There are up to 14 criminal gangs operating in Irish prisons which are putting “huge pressure” on resources, according to the head of the Irish Prison Service (IPS).
IPS director general Michael Donnellan said prisons have to operate several separate “regimes” to keep feuding gangs separate. Gang activity inside prison has also led to an increase in prisoners requesting effective solitary confinement for their own safety.
Speaking at the publication of the Irish Prison Service’s annual report, Mr Donnellan said his staff estimated there were “between 12 and 14 major groups in the prison service”.
When asked what proportion of the 3,981 prison population were gang members, Mr Donnellan replied the number was in the hundreds.
Prisoners are asked on committal if they are linked to any criminal groups, but most decline to answer.
Gangs put “huge pressure” on resources, Mr Donnellan said. “Because you are having to separate people. You are having to run several regimes within a prison environment which the Prison Service was technically never set up to do. We have a duty of care to protect every person who comes into prison in Ireland.”
In 2017 there was a reduction in the number of prisoners on 22- or 23-hour lock-up. However, there was a 71 per cent increase in prisoners on “extended lock-up” under which they are locked in their cells for 19 hours or more a day, with limited access to education and services. Of the 514 people on extended lock-up, 177 had just three hours of out-of-cell time.

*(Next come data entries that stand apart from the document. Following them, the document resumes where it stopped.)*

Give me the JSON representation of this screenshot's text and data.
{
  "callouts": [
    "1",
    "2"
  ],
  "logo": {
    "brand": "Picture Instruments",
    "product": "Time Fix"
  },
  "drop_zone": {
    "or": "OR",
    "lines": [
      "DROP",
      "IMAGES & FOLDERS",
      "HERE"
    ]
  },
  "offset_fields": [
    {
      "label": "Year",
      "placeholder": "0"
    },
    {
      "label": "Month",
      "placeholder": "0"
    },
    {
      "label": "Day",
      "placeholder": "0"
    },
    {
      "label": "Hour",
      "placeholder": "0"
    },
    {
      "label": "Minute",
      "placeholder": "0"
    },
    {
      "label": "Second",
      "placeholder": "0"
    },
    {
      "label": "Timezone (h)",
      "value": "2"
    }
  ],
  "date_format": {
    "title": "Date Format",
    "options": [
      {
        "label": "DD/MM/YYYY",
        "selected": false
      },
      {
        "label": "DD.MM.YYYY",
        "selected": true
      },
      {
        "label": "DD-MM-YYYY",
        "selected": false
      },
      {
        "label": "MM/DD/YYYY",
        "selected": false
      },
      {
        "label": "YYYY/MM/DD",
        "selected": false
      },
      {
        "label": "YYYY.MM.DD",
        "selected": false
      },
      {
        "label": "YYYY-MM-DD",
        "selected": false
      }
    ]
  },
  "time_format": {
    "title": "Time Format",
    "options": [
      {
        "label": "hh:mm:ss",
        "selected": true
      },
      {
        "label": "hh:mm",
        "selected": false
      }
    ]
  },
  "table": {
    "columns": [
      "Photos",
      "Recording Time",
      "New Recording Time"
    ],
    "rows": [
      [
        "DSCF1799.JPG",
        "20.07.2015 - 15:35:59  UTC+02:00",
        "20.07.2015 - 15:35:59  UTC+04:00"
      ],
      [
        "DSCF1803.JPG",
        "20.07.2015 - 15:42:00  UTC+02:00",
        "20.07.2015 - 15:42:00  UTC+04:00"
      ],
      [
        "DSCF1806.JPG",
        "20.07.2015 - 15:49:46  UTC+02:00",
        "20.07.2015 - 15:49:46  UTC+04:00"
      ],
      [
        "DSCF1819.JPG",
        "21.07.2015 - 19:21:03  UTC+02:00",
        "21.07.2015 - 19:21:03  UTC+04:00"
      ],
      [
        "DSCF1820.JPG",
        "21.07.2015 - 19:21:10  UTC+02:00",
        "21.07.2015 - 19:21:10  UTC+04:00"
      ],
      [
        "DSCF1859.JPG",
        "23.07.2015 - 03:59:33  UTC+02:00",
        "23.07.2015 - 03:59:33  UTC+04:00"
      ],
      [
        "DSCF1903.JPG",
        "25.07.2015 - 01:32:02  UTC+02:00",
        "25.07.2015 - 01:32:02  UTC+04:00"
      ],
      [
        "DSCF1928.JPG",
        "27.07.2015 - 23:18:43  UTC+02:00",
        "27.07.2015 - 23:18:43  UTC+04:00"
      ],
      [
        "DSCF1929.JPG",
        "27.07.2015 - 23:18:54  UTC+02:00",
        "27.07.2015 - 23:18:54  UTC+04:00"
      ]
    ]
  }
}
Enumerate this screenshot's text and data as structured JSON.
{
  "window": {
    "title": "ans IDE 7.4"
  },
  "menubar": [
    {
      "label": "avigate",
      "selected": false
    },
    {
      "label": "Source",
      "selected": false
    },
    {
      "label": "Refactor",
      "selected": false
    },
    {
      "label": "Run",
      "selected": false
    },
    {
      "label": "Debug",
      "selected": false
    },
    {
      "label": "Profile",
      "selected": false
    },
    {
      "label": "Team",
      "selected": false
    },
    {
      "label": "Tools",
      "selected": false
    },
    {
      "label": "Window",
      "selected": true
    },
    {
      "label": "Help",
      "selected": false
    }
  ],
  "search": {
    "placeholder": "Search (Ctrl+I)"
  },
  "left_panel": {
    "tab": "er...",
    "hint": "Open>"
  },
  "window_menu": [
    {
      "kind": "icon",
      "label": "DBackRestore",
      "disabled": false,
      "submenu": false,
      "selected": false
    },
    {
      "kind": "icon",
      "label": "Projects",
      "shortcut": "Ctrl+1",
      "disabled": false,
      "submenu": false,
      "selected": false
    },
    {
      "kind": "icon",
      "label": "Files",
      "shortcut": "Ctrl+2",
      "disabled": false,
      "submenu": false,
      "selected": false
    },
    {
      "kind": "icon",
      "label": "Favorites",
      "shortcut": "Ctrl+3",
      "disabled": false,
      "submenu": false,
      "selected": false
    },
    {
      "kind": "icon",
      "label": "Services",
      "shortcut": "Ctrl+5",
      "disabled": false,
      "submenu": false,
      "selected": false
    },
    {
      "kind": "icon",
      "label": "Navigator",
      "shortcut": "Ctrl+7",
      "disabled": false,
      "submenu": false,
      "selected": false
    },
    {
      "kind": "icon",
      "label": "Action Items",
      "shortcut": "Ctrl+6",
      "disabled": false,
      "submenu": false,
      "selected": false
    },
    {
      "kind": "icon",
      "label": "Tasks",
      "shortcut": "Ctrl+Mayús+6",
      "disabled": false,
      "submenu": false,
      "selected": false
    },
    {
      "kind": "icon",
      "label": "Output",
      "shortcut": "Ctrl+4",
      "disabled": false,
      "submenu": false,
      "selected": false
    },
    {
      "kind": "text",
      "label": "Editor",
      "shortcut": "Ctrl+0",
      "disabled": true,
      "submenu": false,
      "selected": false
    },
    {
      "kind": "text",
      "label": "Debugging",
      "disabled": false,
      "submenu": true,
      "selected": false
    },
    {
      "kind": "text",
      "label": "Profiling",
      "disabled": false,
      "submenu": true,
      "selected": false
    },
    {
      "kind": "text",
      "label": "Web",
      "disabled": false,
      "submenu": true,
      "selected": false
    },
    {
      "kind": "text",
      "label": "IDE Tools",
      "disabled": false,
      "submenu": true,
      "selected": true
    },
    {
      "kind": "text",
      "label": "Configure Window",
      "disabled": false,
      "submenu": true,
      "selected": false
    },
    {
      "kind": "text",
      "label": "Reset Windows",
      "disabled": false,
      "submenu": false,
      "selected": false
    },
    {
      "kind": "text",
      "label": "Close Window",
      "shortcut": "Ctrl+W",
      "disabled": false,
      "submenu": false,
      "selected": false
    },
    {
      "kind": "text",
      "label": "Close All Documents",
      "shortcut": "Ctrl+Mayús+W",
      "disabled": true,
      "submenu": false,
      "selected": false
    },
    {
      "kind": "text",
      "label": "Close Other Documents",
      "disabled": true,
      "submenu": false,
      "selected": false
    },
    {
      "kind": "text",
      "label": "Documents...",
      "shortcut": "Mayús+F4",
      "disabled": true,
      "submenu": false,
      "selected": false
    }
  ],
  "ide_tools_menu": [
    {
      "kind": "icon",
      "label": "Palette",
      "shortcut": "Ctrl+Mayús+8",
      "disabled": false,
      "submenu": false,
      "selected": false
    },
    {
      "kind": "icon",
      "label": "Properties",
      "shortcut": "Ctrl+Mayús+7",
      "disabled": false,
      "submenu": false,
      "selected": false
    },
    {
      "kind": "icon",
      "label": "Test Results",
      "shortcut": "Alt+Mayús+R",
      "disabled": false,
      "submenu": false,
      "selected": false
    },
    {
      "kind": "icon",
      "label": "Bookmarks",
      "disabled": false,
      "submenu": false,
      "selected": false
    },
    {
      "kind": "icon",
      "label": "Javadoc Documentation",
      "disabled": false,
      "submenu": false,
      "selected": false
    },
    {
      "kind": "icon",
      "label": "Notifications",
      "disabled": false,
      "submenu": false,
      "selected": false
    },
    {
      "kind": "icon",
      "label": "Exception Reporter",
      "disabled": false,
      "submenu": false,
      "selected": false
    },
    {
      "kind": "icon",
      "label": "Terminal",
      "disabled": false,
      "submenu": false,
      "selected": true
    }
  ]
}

“Protection numbers have gone up in prison because when people come in to prison they seek protection in our prison environment. There is no doubt that is linked to drugs, it is linked to debts of money that people are owed in the community for these illegal substances,” Mr Donnellan said. “When you have that level of criminality on the streets it is then reflected in the prison environment.”
The Probation Service, which also published its annual report on Monday, said it had also noticed an increase in gang activity. The organisation's director, Vivian Geiran, said it had to work with people who were under threat or who may pose a threat to others.
"We would work closely with the Prison Service and the Garda Síochána to identify any risks where they exist. Otherwise we try to provide the same level of service to everybody, but clearly we have to take safety and particularly our own staff's safety into account."
Prison reform group the Jesuit Centre for Faith and Justice said the increase in those on extended lock-up “is an indicator of how dangerous prison is to both prison staff and prisoners. Prison and prisoner safety needs to be a core issue for the next strategic plan.”
Last year several prisons' visiting committees reported their concerns on the impact of criminal gangs on prison life. The Mountjoy committee said up to one in four prisoners were requesting protection, while the Cloverhill committee said gangs and gang violence remained a "serious problem".